Until the snow and ice retreat enough that at least half the visible ground is clear, continuing to feed can mean the difference between life and death for many birds.
 
The best part? The birds will reward you by keeping your garden free of bugs this summer, and providing glorious colour and song throughout the warmer months.
 
 


Originally Published by The Chronicle Herald

 

Alexandra Kelter

 
Alexandra Kelter is a social media specialist with Central Home Improvements. Her column covers many aspects of home improvement, both indoor and outdoor, and will combine trending styles with practical applications all within realistic budgets. Kelter is also passionate about fashion, travel, living by the ocean and her bulldog.
 

 
lawnrecovery
 
It’s been a tough winter… in fact, it’s still a tough winter.
 
But, eventually, the snow and ice will melt… and just how tough this winter has been will be fully revealed by the state of your lawn.
Giving your lawn a little TLC will help it return to good health quickly.

 
Salt and chemical ice melters end up on your lawn, and can kill your grass over the winter.
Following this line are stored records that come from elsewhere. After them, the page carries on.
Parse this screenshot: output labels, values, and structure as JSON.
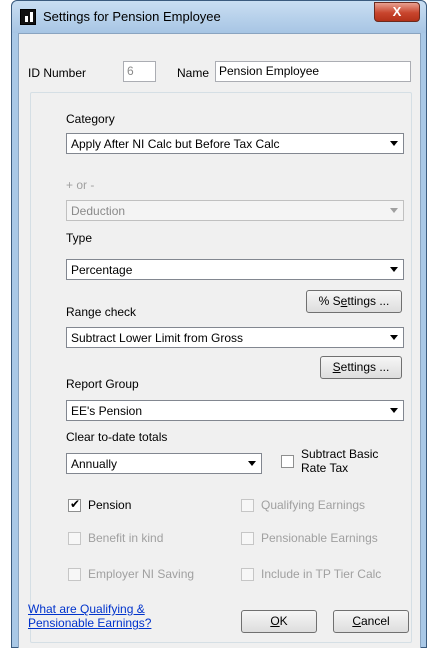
{
  "window": {
    "title": "Settings for Pension Employee",
    "close_glyph": "X"
  },
  "header": {
    "id_label": "ID Number",
    "id_value": "6",
    "name_label": "Name",
    "name_value": "Pension Employee"
  },
  "category": {
    "label": "Category",
    "value": "Apply After NI Calc but Before Tax Calc"
  },
  "sign": {
    "label": "+ or -",
    "value": "Deduction"
  },
  "type": {
    "label": "Type",
    "value": "Percentage"
  },
  "percent_settings_button": {
    "pre": "% S",
    "u": "e",
    "post": "ttings ..."
  },
  "range_check": {
    "label": "Range check",
    "value": "Subtract Lower Limit from Gross"
  },
  "settings_button": {
    "u": "S",
    "post": "ettings ..."
  },
  "report_group": {
    "label": "Report Group",
    "value": "EE's Pension"
  },
  "clear_totals": {
    "label": "Clear to-date totals",
    "value": "Annually"
  },
  "subtract_basic": {
    "line1": "Subtract Basic",
    "line2": "Rate Tax",
    "checked": false
  },
  "checkboxes": {
    "pension": {
      "label": "Pension",
      "checked": true,
      "enabled": true
    },
    "qualifying": {
      "label": "Qualifying Earnings",
      "checked": false,
      "enabled": false
    },
    "benefit": {
      "label": "Benefit in kind",
      "checked": false,
      "enabled": false
    },
    "pensionable": {
      "label": "Pensionable Earnings",
      "checked": false,
      "enabled": false
    },
    "employer_ni": {
      "label": "Employer NI Saving",
      "checked": false,
      "enabled": false
    },
    "tp_tier": {
      "label": "Include in TP Tier Calc",
      "checked": false,
      "enabled": false
    }
  },
  "help_link": {
    "line1": "What are Qualifying &",
    "line2": "Pensionable Earnings?"
  },
  "ok_button": {
    "u": "O",
    "post": "K"
  },
  "cancel_button": {
    "u": "C",
    "post": "ancel"
  },
  "check_glyph": "✔",
  "colors": {
    "titlebar": "#a9c8e6",
    "close": "#c8452d",
    "link": "#0033cc"
  }
}
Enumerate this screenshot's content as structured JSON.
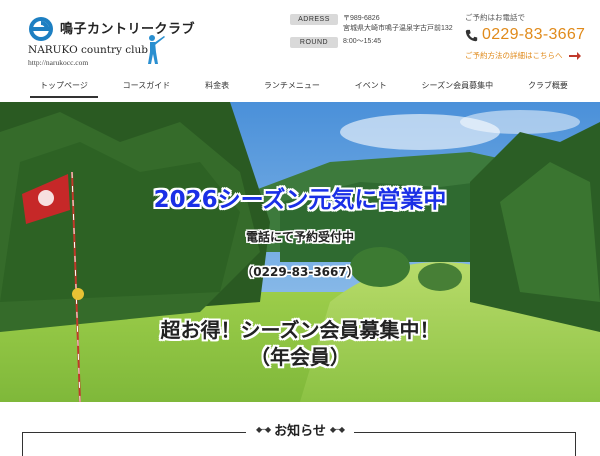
{
  "header": {
    "logo_jp": "鳴子カントリークラブ",
    "logo_en": "NARUKO country club",
    "logo_url": "http://narukocc.com",
    "address_tag": "ADRESS",
    "address_zip": "〒989-6826",
    "address_line": "宮城県大崎市鳴子温泉字古戸前132",
    "round_tag": "ROUND",
    "round_hours": "8:00～15:45",
    "contact_label": "ご予約はお電話で",
    "phone": "0229-83-3667",
    "reservation_link": "ご予約方法の詳細はこちらへ",
    "accent_color": "#e08a1a"
  },
  "nav": {
    "items": [
      {
        "label": "トップページ"
      },
      {
        "label": "コースガイド"
      },
      {
        "label": "料金表"
      },
      {
        "label": "ランチメニュー"
      },
      {
        "label": "イベント"
      },
      {
        "label": "シーズン会員募集中"
      },
      {
        "label": "クラブ概要"
      }
    ]
  },
  "hero": {
    "title": "2026シーズン元気に営業中",
    "line1": "電話にて予約受付中",
    "line2": "（0229-83-3667）",
    "line3": "超お得！シーズン会員募集中！",
    "line4": "（年会員）",
    "title_color": "#1a2fe6"
  },
  "news": {
    "title": "お知らせ"
  }
}
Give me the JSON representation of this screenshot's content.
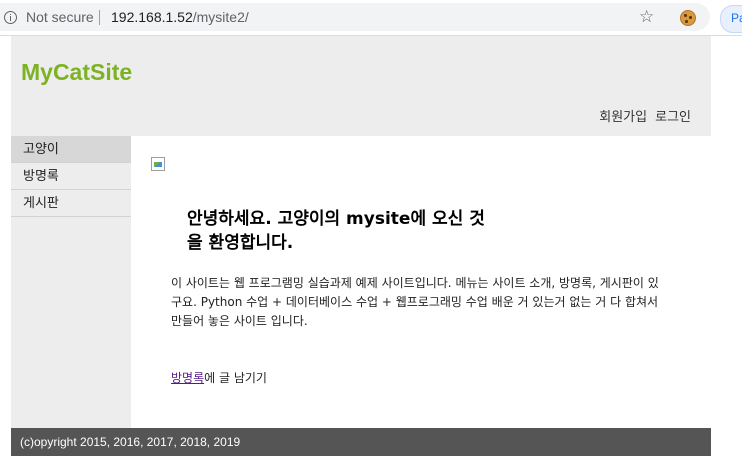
{
  "browser": {
    "security_label": "Not secure",
    "url_host": "192.168.1.52",
    "url_path": "/mysite2/",
    "profile_label": "Pa"
  },
  "header": {
    "logo": "MyCatSite",
    "nav": {
      "join": "회원가입",
      "login": "로그인"
    }
  },
  "sidebar": {
    "items": [
      {
        "label": "고양이",
        "active": true
      },
      {
        "label": "방명록",
        "active": false
      },
      {
        "label": "게시판",
        "active": false
      }
    ]
  },
  "main": {
    "headline": "안녕하세요. 고양이의 mysite에 오신 것을 환영합니다.",
    "description": "이 사이트는 웹 프로그램밍 실습과제 예제 사이트입니다. 메뉴는 사이트 소개, 방명록, 게시판이 있구요. Python 수업 + 데이터베이스 수업 + 웹프로그래밍 수업 배운 거 있는거 없는 거 다 합쳐서 만들어 놓은 사이트 입니다.",
    "guestbook_link": "방명록",
    "guestbook_suffix": "에 글 남기기"
  },
  "footer": {
    "copyright": "(c)opyright 2015, 2016, 2017, 2018, 2019"
  },
  "colors": {
    "logo": "#7cb224",
    "header_bg": "#ededed",
    "footer_bg": "#555555",
    "link_visited": "#551a8b"
  }
}
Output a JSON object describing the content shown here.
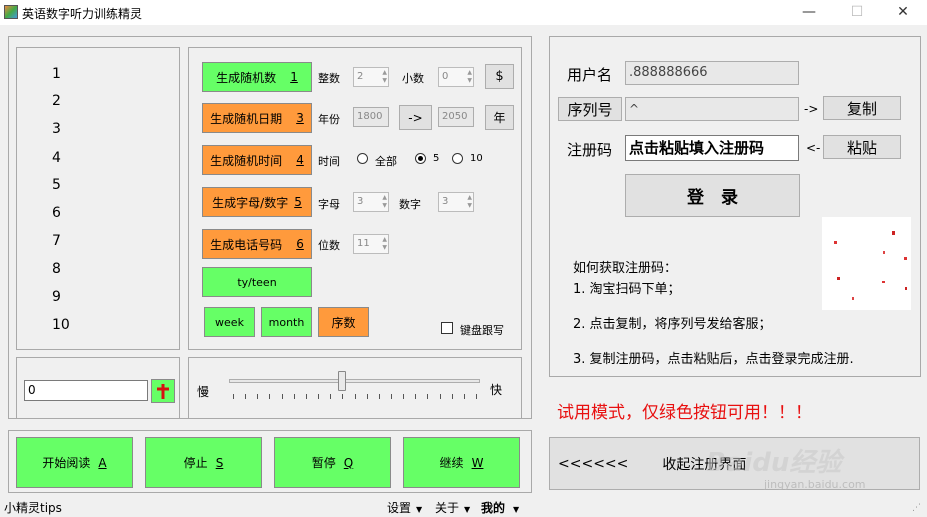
{
  "window": {
    "title": "英语数字听力训练精灵",
    "minimize": "—",
    "maximize": "☐",
    "close": "✕"
  },
  "numbers": [
    "1",
    "2",
    "3",
    "4",
    "5",
    "6",
    "7",
    "8",
    "9",
    "10"
  ],
  "generators": {
    "rand_number": {
      "label": "生成随机数",
      "key": "1",
      "int_label": "整数",
      "int_val": "2",
      "dec_label": "小数",
      "dec_val": "0",
      "go": "$"
    },
    "rand_date": {
      "label": "生成随机日期",
      "key": "3",
      "year_label": "年份",
      "from": "1800",
      "arrow": "->",
      "to": "2050",
      "go": "年"
    },
    "rand_time": {
      "label": "生成随机时间",
      "key": "4",
      "time_label": "时间",
      "opt_all": "全部",
      "opt_5": "5",
      "opt_10": "10"
    },
    "rand_alnum": {
      "label": "生成字母/数字",
      "key": "5",
      "letter_label": "字母",
      "letter_val": "3",
      "digit_label": "数字",
      "digit_val": "3"
    },
    "rand_phone": {
      "label": "生成电话号码",
      "key": "6",
      "digits_label": "位数",
      "digits_val": "11"
    },
    "ty_teen": "ty/teen",
    "week": "week",
    "month": "month",
    "ordinal": "序数",
    "keyboard_follow": "键盘跟写"
  },
  "answer": {
    "value": "0"
  },
  "speed": {
    "slow": "慢",
    "fast": "快",
    "value": 0.45
  },
  "controls": {
    "start": {
      "label": "开始阅读",
      "key": "A"
    },
    "stop": {
      "label": "停止",
      "key": "S"
    },
    "pause": {
      "label": "暂停",
      "key": "Q"
    },
    "resume": {
      "label": "继续",
      "key": "W"
    }
  },
  "register": {
    "user_label": "用户名",
    "user_value": ".888888666",
    "serial_label": "序列号",
    "serial_value": "^",
    "copy_arrow": "->",
    "copy": "复制",
    "code_label": "注册码",
    "code_value": "点击粘贴填入注册码",
    "paste_arrow": "<-",
    "paste": "粘贴",
    "login": "登　录",
    "howto_title": "如何获取注册码：",
    "step1": "1. 淘宝扫码下单；",
    "step2": "2. 点击复制，将序列号发给客服；",
    "step3": "3. 复制注册码，点击粘贴后，点击登录完成注册."
  },
  "trial_notice": "试用模式，仅绿色按钮可用！！！",
  "collapse": {
    "arrows": "<<<<<<",
    "label": "收起注册界面"
  },
  "statusbar": {
    "tips": "小精灵tips",
    "settings": "设置",
    "about": "关于",
    "mine": "我的"
  },
  "watermark": {
    "brand": "Baidu经验",
    "url": "jingyan.baidu.com"
  },
  "colors": {
    "green": "#66ff66",
    "orange": "#ff9a3c",
    "trial_red": "#e81010"
  }
}
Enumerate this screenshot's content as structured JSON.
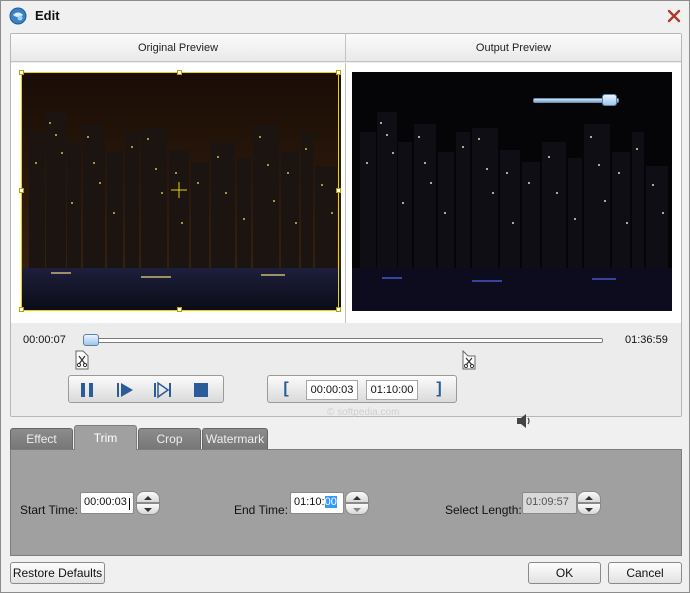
{
  "window": {
    "title": "Edit"
  },
  "preview": {
    "original_label": "Original Preview",
    "output_label": "Output Preview"
  },
  "timeline": {
    "current_time": "00:00:07",
    "total_time": "01:36:59",
    "position": 0.001
  },
  "trim_controls": {
    "start_time": "00:00:03",
    "end_time": "01:10:00"
  },
  "volume": {
    "level": 0.88
  },
  "watermark_text": "© softpedia.com",
  "tabs": [
    {
      "label": "Effect"
    },
    {
      "label": "Trim"
    },
    {
      "label": "Crop"
    },
    {
      "label": "Watermark"
    }
  ],
  "active_tab": "Trim",
  "trim_panel": {
    "start_label": "Start Time:",
    "start_value": "00:00:03",
    "end_label": "End Time:",
    "end_value_main": "01:10:",
    "end_value_selected": "00",
    "length_label": "Select Length:",
    "length_value": "01:09:57"
  },
  "buttons": {
    "restore": "Restore Defaults",
    "ok": "OK",
    "cancel": "Cancel"
  },
  "colors": {
    "accent": "#2b5c9a",
    "crop_frame": "#e6d200",
    "tab_panel": "#a0a0a0",
    "selection": "#3399ff"
  }
}
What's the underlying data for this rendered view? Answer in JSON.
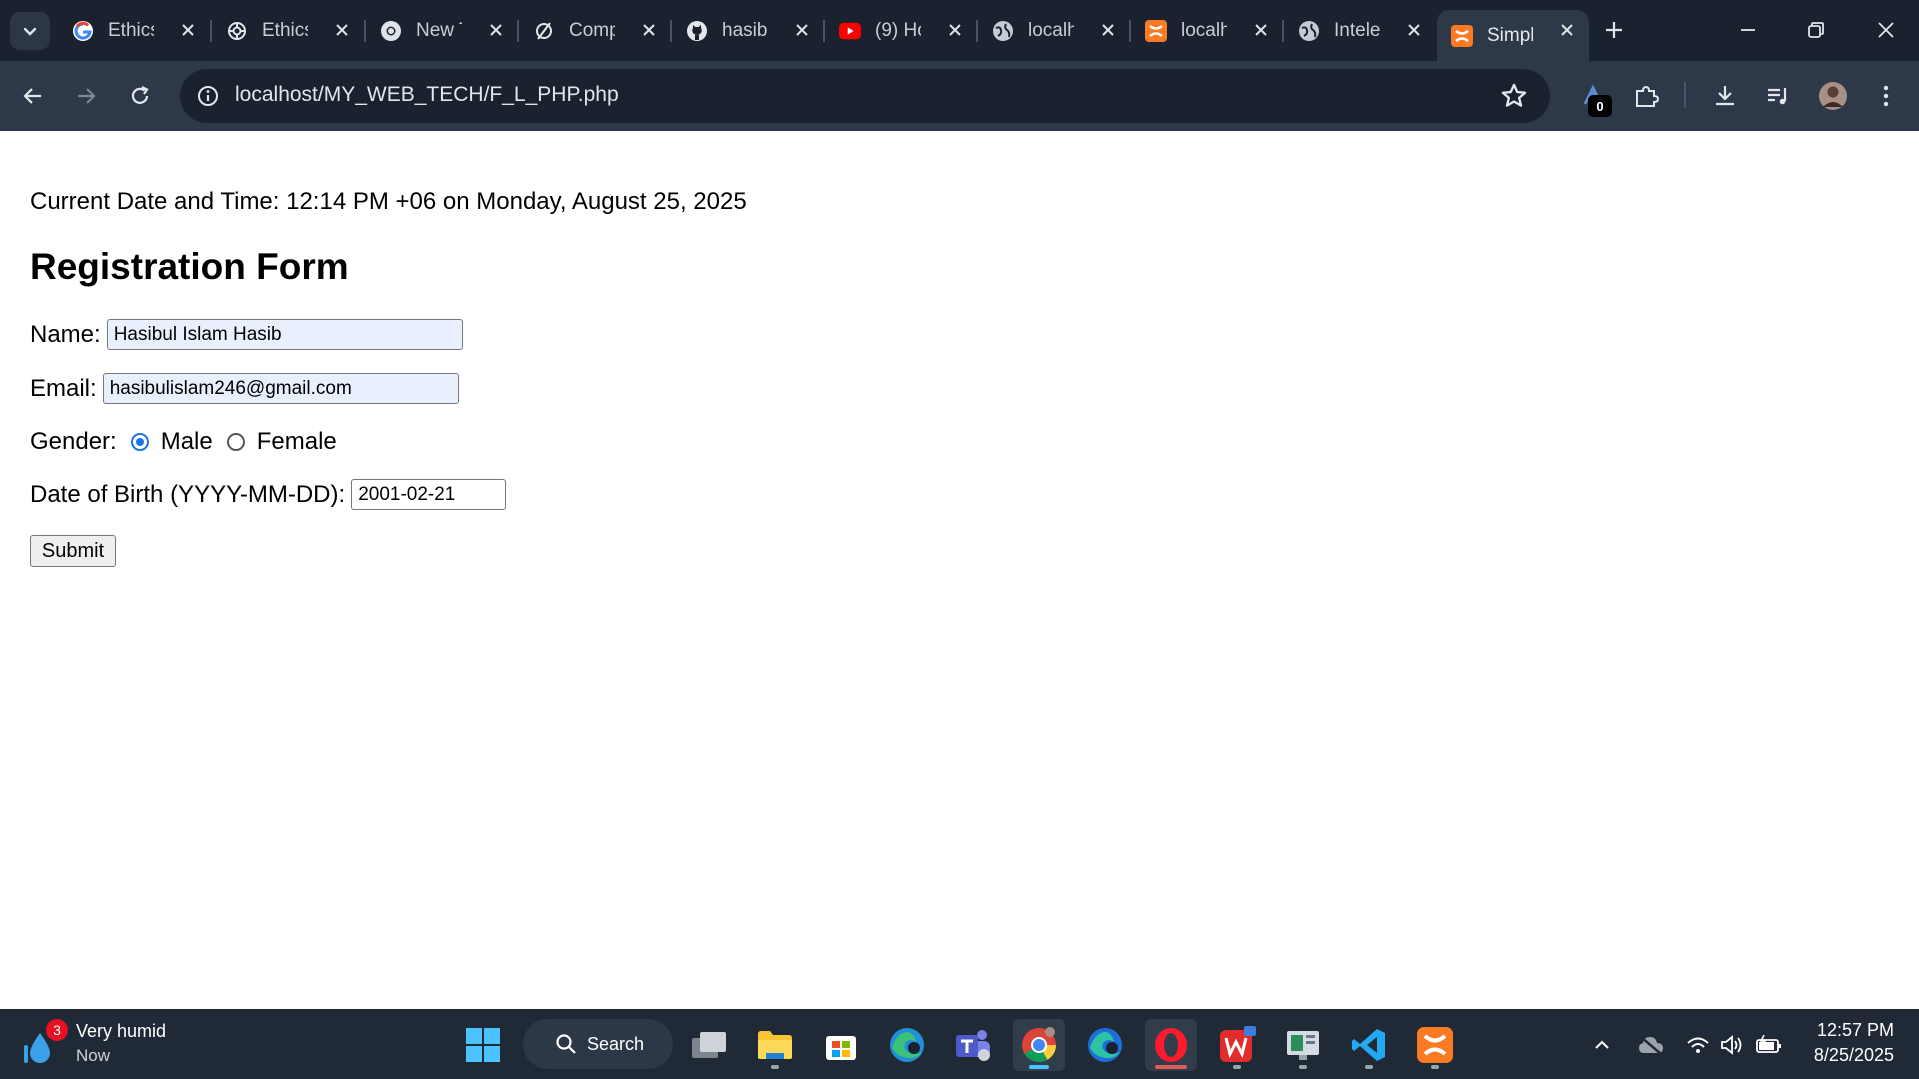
{
  "browser": {
    "tabs": [
      {
        "title": "Ethics",
        "icon": "google-icon"
      },
      {
        "title": "Ethics",
        "icon": "chatgpt-icon"
      },
      {
        "title": "New T",
        "icon": "chrome-icon"
      },
      {
        "title": "Comp",
        "icon": "perplexity-icon"
      },
      {
        "title": "hasib",
        "icon": "github-icon"
      },
      {
        "title": "(9) Ho",
        "icon": "youtube-icon"
      },
      {
        "title": "localh",
        "icon": "globe-icon"
      },
      {
        "title": "localh",
        "icon": "xampp-icon"
      },
      {
        "title": "Intele",
        "icon": "globe-icon"
      },
      {
        "title": "Simpl",
        "icon": "xampp-icon",
        "active": true
      }
    ],
    "url": "localhost/MY_WEB_TECH/F_L_PHP.php",
    "extension_badge": "0"
  },
  "page": {
    "datetime_text": "Current Date and Time: 12:14 PM +06 on Monday, August 25, 2025",
    "form_title": "Registration Form",
    "name_label": "Name:",
    "name_value": "Hasibul Islam Hasib",
    "email_label": "Email:",
    "email_value": "hasibulislam246@gmail.com",
    "gender_label": "Gender:",
    "gender_options": [
      "Male",
      "Female"
    ],
    "gender_selected": "Male",
    "dob_label": "Date of Birth (YYYY-MM-DD):",
    "dob_value": "2001-02-21",
    "submit_label": "Submit"
  },
  "taskbar": {
    "weather_badge": "3",
    "weather_main": "Very humid",
    "weather_sub": "Now",
    "search_label": "Search",
    "time": "12:57 PM",
    "date": "8/25/2025"
  },
  "colors": {
    "tabstrip_bg": "#1a2230",
    "toolbar_bg": "#2d3848",
    "autofill_bg": "#e8f0fe",
    "radio_accent": "#1a73e8",
    "taskbar_bg": "#202a36"
  }
}
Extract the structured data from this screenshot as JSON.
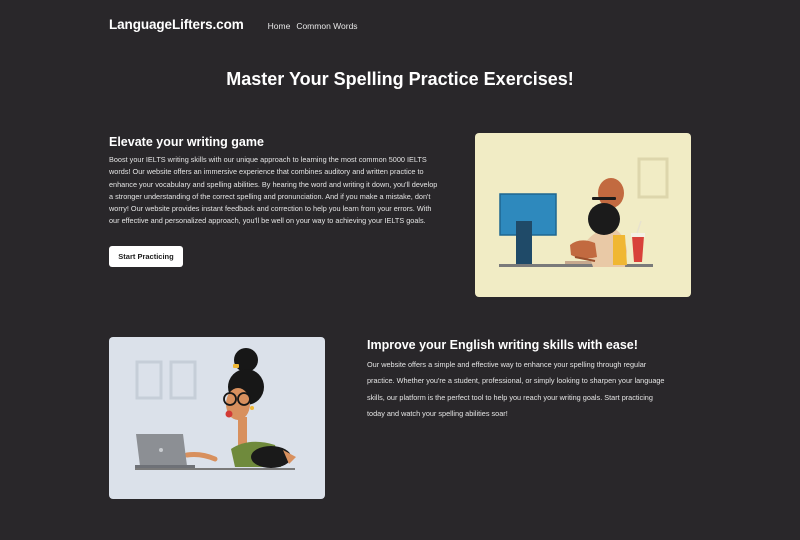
{
  "header": {
    "logo": "LanguageLifters.com",
    "nav": [
      "Home",
      "Common Words"
    ]
  },
  "page_title": "Master Your Spelling Practice Exercises!",
  "section1": {
    "heading": "Elevate your writing game",
    "body": "Boost your IELTS writing skills with our unique approach to learning the most common 5000 IELTS words! Our website offers an immersive experience that combines auditory and written practice to enhance your vocabulary and spelling abilities. By hearing the word and writing it down, you'll develop a stronger understanding of the correct spelling and pronunciation. And if you make a mistake, don't worry! Our website provides instant feedback and correction to help you learn from your errors. With our effective and personalized approach, you'll be well on your way to achieving your IELTS goals.",
    "button": "Start Practicing"
  },
  "section2": {
    "heading": "Improve your English writing skills with ease!",
    "body": "Our website offers a simple and effective way to enhance your spelling through regular practice. Whether you're a student, professional, or simply looking to sharpen your language skills, our platform is the perfect tool to help you reach your writing goals. Start practicing today and watch your spelling abilities soar!"
  },
  "colors": {
    "background": "#29272a",
    "illustration1_bg": "#f1ecc5",
    "illustration2_bg": "#dbe1ea",
    "button_bg": "#ffffff"
  }
}
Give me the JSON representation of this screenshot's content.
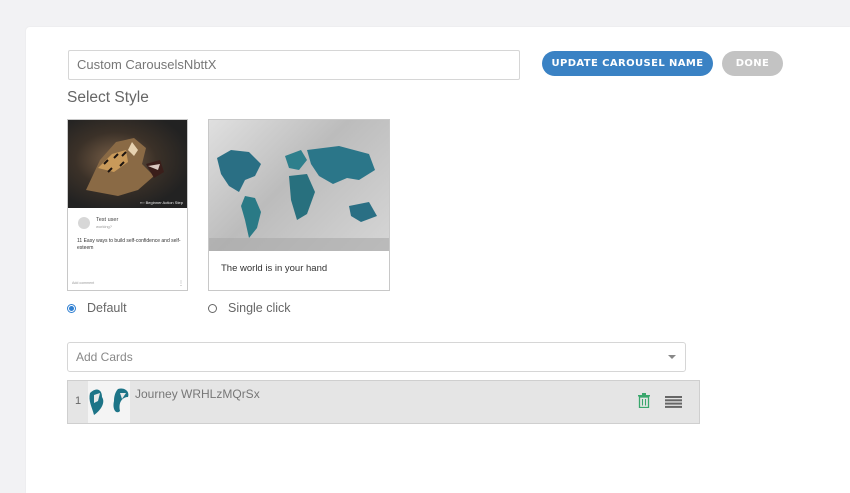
{
  "carousel": {
    "name_value": "Custom CarouselsNbttX",
    "update_label": "UPDATE CAROUSEL NAME",
    "done_label": "DONE"
  },
  "style_section": {
    "title": "Select Style",
    "default_card": {
      "image_caption": "Beginner Action Step",
      "user_name": "Test user",
      "user_status": "working?",
      "text": "11 Easy ways to build self-confidence and self-esteem",
      "add_comment": "Add comment"
    },
    "single_card": {
      "text": "The world is in your hand"
    },
    "options": [
      {
        "label": "Default",
        "selected": true
      },
      {
        "label": "Single click",
        "selected": false
      }
    ]
  },
  "cards": {
    "placeholder": "Add Cards",
    "items": [
      {
        "index": "1",
        "title": "Journey WRHLzMQrSx",
        "delete_icon": "trash-icon",
        "drag_icon": "drag-handle-icon"
      }
    ]
  },
  "colors": {
    "primary_button": "#3a82c4",
    "done_button": "#c3c3c3",
    "radio_selected": "#2f7fd1",
    "delete_icon": "#3aa76d"
  }
}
This is usually most noticeable along the road and driveway edges of your lawn, where your grass will be brown.
 
As soon as the weather permits, soak the affected areas to wash away the excess salt and chemicals. After two to three heavy waterings, plant grass seed and apply a good starter fertilizer to speed up recovery.
 
Dog urine contains high levels of nitrogen, which can harm grass. Begin repair by soaking the areas to dilute and remove the nitrogen. Repair badly damaged areas by overseeding or patching with new sod. One of my favorite tricks is to use lime on badly damaged areas, it neutralizes the nitrogen from the urine, and allows your new seed or sod to quickly establish itself.
 
aeratingPiles of snow and ice sitting on your lawn cause compaction. If putting a shovel in the ground in the spring is hard, your lawn is most likely compacted.
 
The solution: aerate your lawn. But wait until your lawn is at peak growing season in late spring for the best results. Ideally, lawns should be aerated in spring and fall – to allow maximum moisture and nutrient absorption.
 
Bare spots should be fixed right away so that weeds cannot take hold. Select a grass seed that suits your growing conditions (amount of shade and sun, traffic, etc.).
 
Make sure you also use a good starter fertilizer, and ensure your grass seed is watered in accordance with the manufacturer’s directions to ensure seeds sprout properly.
 
limepelletslawncareMost parts of Nova Scotia have naturally acidic soil, which is great for spruce trees and other evergreens, but not ideal for thick, green lawns.
 
Liming your lawn in early spring, and again in mid-spring (before it is really hot outside), will very quickly give you a thicker, greener lawn that is resistant to disease and weeds.
 
Slow-release, pelletized lime is readily available in home improvement stores and garden centres, and gives your lawn an ideal start in spring, and a great pre-winter finish in fall. After liming, wait a couple of weeks before applying your spring fertilizer.
 
It takes a little elbow grease, but these simple steps will give you great results in short order. With the right start in spring, your lawn will quickly be lush and green, and much easier to maintain once the hot weather sets in!

 
 


Originally Published by The Chronicle Herald

 

Alexandra Kelter

 
Alexandra Kelter is a social media specialist with Central Home Improvements. Her column covers many aspects of home improvement, both indoor and outdoor, and will combine trending styles with practical applications all within realistic budgets. Kelter is also passionate about fashion, travel, living by the ocean and her bulldog.